ABOUT THIS EXERCISE: From the listing below, copy each line where "입력해주세요" occurs.
= = = = =
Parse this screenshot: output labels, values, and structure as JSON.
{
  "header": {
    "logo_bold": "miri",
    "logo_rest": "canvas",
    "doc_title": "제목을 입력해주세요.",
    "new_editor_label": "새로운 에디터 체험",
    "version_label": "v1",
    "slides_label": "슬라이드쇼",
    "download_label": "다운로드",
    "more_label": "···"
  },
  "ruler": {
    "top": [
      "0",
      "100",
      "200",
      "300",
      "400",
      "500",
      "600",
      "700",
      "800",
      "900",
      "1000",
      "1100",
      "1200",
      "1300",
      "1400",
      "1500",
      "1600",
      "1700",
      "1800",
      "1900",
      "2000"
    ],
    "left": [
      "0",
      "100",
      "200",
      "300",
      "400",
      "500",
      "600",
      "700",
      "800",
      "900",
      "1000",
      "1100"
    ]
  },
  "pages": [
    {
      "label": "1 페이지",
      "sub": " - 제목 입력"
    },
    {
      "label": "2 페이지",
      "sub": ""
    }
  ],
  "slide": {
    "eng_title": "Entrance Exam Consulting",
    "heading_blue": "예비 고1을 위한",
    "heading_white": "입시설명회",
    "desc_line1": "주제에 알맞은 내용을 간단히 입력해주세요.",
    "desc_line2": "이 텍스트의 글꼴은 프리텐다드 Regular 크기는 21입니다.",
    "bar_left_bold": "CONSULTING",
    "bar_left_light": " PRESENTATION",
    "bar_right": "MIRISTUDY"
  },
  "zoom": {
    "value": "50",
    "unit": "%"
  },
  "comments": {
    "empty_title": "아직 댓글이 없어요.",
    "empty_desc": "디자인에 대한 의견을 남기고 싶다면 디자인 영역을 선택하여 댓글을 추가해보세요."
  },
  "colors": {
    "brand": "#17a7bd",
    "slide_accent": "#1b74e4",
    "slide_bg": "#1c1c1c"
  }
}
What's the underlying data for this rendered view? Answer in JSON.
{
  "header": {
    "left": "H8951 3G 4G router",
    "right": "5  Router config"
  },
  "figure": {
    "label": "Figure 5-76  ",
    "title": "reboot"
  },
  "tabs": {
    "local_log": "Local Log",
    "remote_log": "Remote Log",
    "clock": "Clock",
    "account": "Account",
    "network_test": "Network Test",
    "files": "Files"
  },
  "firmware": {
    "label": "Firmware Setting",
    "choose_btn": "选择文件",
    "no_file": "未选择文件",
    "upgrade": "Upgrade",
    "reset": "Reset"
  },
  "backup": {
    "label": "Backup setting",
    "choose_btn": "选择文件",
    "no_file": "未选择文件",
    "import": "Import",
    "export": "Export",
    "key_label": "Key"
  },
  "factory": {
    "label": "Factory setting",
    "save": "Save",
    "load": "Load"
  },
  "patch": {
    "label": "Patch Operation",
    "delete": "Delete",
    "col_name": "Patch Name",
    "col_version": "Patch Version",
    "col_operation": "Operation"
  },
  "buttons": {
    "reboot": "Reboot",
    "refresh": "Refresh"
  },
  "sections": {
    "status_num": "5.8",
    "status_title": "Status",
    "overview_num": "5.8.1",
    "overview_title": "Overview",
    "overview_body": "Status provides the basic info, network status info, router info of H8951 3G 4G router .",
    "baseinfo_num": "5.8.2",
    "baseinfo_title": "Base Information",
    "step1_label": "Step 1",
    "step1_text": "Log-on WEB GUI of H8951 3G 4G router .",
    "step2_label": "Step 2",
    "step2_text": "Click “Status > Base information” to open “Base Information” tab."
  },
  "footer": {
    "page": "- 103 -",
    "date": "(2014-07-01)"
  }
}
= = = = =
EXPECTED ANSWER:
    "doc_title": "제목을 입력해주세요.",
    "desc_line1": "주제에 알맞은 내용을 간단히 입력해주세요.",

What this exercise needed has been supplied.